■ **DATA**:
'''
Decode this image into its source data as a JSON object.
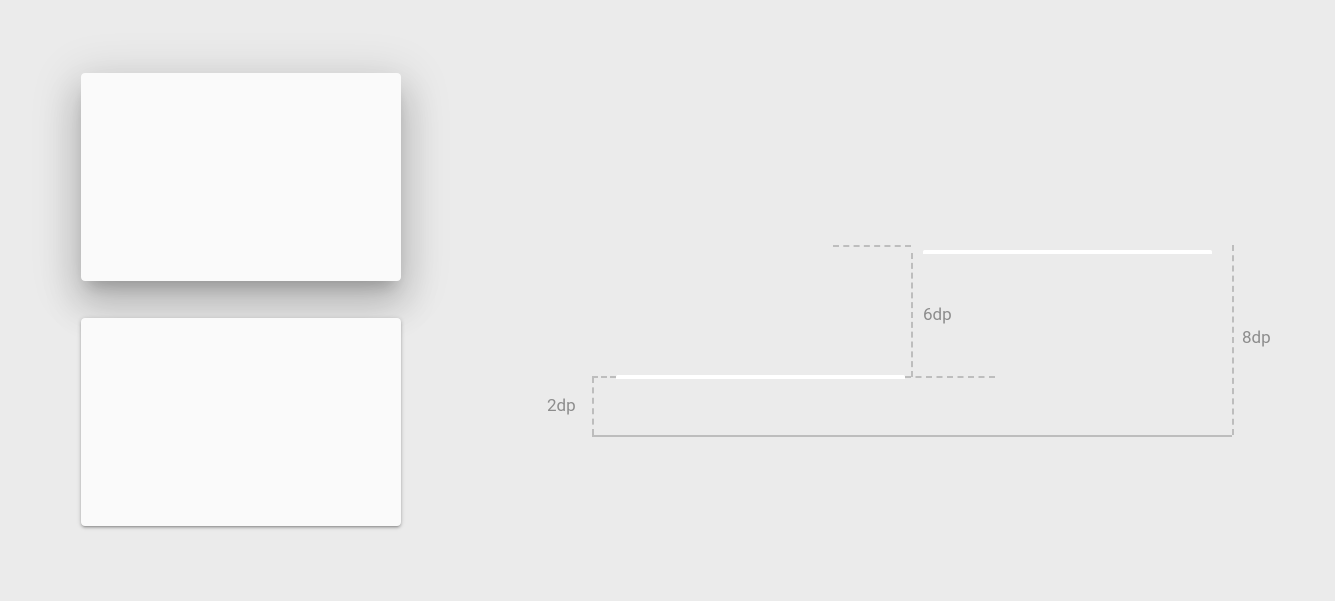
{
  "diagram": {
    "label_2dp": "2dp",
    "label_6dp": "6dp",
    "label_8dp": "8dp"
  }
}
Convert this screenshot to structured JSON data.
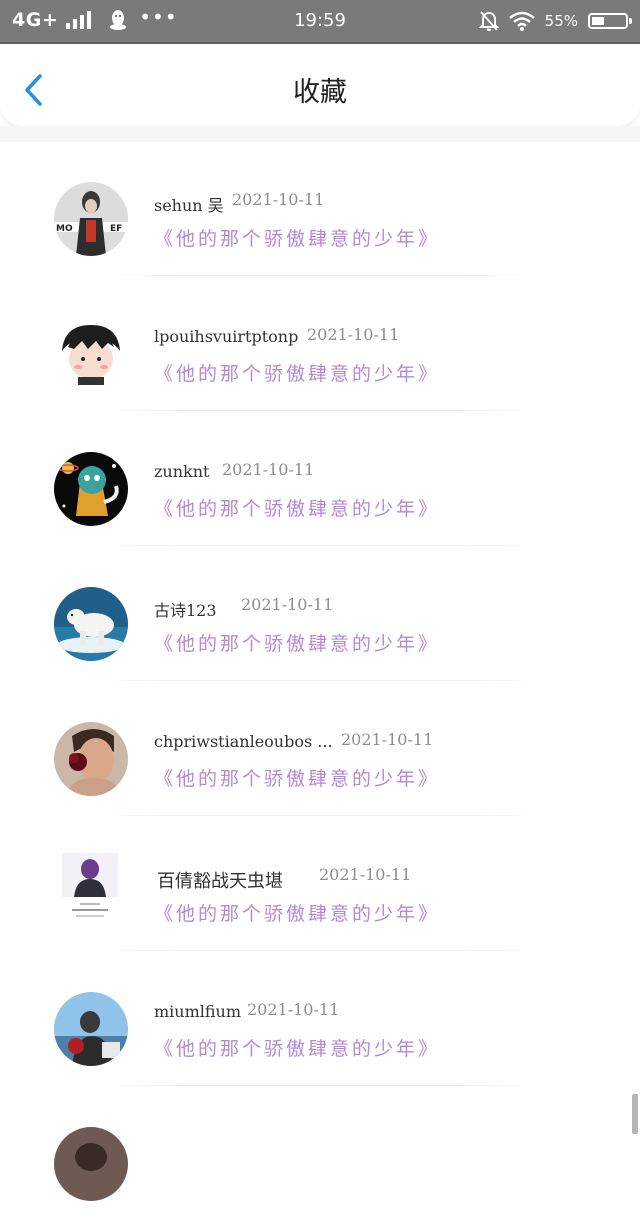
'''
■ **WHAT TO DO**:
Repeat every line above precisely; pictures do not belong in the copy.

■ **SOLUTION TO THIS PROBLEM**:
Decode this image into its source data as a JSON object.
{
  "diagram": {
    "label_2dp": "2dp",
    "label_6dp": "6dp",
    "label_8dp": "8dp"
  }
}
Convert this screenshot to structured JSON data.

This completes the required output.